Skyelake generation Xeon for servers has a specification that clocks down according to the processing weight when executing AVX-2 and AVX-512 instructions, which is called 'license-based' clock down .. License-based clockdown has been seen as an issue by some users, as reported by Cloudflare in 2017, as it affects operations unrelated to AVX instructions.

For clock down control, there are three licenses, 'L0', 'L1', and 'L2', which correspond to the 'strictness' of the maximum clock limit. L0 is the softest limit, L2 is the hardest limit, L0 license is used for normal processing, L1 is used for processing using AVX-2, and L2 license is used for processing using AVX-512. The table below summarizes the number of cores used by the program and the maximum number of clocks for each license.While the maximum number of clocks when a normal instruction is executed by one core is 3200MHz, AVX-512 instructions are When running on 14 cores, the maximum clock frequency is limited to 1600MHz.

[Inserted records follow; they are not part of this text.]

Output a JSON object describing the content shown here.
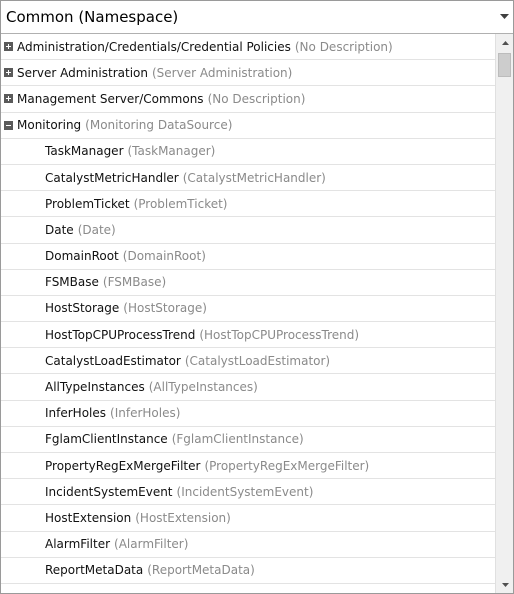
{
  "combo": {
    "value": "Common (Namespace)",
    "arrow_icon": "caret-down-icon"
  },
  "groups": [
    {
      "name": "Administration/Credentials/Credential Policies",
      "desc": "(No Description)",
      "state": "collapsed"
    },
    {
      "name": "Server Administration",
      "desc": "(Server Administration)",
      "state": "collapsed"
    },
    {
      "name": "Management Server/Commons",
      "desc": "(No Description)",
      "state": "collapsed"
    },
    {
      "name": "Monitoring",
      "desc": "(Monitoring DataSource)",
      "state": "expanded"
    }
  ],
  "children": [
    {
      "name": "TaskManager",
      "desc": "(TaskManager)"
    },
    {
      "name": "CatalystMetricHandler",
      "desc": "(CatalystMetricHandler)"
    },
    {
      "name": "ProblemTicket",
      "desc": "(ProblemTicket)"
    },
    {
      "name": "Date",
      "desc": "(Date)"
    },
    {
      "name": "DomainRoot",
      "desc": "(DomainRoot)"
    },
    {
      "name": "FSMBase",
      "desc": "(FSMBase)"
    },
    {
      "name": "HostStorage",
      "desc": "(HostStorage)"
    },
    {
      "name": "HostTopCPUProcessTrend",
      "desc": "(HostTopCPUProcessTrend)"
    },
    {
      "name": "CatalystLoadEstimator",
      "desc": "(CatalystLoadEstimator)"
    },
    {
      "name": "AllTypeInstances",
      "desc": "(AllTypeInstances)"
    },
    {
      "name": "InferHoles",
      "desc": "(InferHoles)"
    },
    {
      "name": "FglamClientInstance",
      "desc": "(FglamClientInstance)"
    },
    {
      "name": "PropertyRegExMergeFilter",
      "desc": "(PropertyRegExMergeFilter)"
    },
    {
      "name": "IncidentSystemEvent",
      "desc": "(IncidentSystemEvent)"
    },
    {
      "name": "HostExtension",
      "desc": "(HostExtension)"
    },
    {
      "name": "AlarmFilter",
      "desc": "(AlarmFilter)"
    },
    {
      "name": "ReportMetaData",
      "desc": "(ReportMetaData)"
    }
  ],
  "scrollbar": {
    "up_icon": "scroll-up-icon",
    "down_icon": "scroll-down-icon"
  }
}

Since the AVX-512 instruction is also installed in the Ice Lake generation CPU, engineer

Travis Downs conducted a survey on license-based clock down in the Ice Lake generation CPU. Using the 'Core i5-1035G4' for the CPU, Downs made a benchmark with ' avx-turbo ' that can measure the instruction execution speed of his own CPU and confirmed how the clock down control is done thing.

The investigation of clock down control is 'normal instruction' 'AVX-2 instruction with small CPU load' 'AVX-2 instruction with heavy load' 'AVX-512 instruction with low load' 'AVX-512 instruction with heavy load' Is executed by 1 to 4 cores and the number of clocks at each execution is measured. The results are summarized in the table below. If you execute AVX-512 instructions with 1 core, you can see a clock down of 100 MHz, but under other conditions, there is no difference in the number of clocks depending on the type of instruction.

This result is due to the change of 'license allocation policy' in the Ice Lake generation CPU. In Xeon of the Skylake generation, L0, L1, and L2 licenses were assigned as shown in the table below...

The license allocation for the Ice Lake generation CPU is as follows. The maximum clock limit is relaxed because the license for executing AVX-512 instructions with heavy processing load has changed from L2 to L1 and the license for executing AVX-2 instructions with heavy processing load has changed from L1 to L0. You can see that it is done.

From the results of this survey, 'it is necessary to change the attitude toward clock down control when using AVX-512 instructions,' Downs points out. License-based clock down control had a big impact on the entire CPU, but if you are using an Ice Lake generation CPU, 'you don't have to be afraid of down clocking,' Downs commented.

in Hardware, Posted by darkhorse_log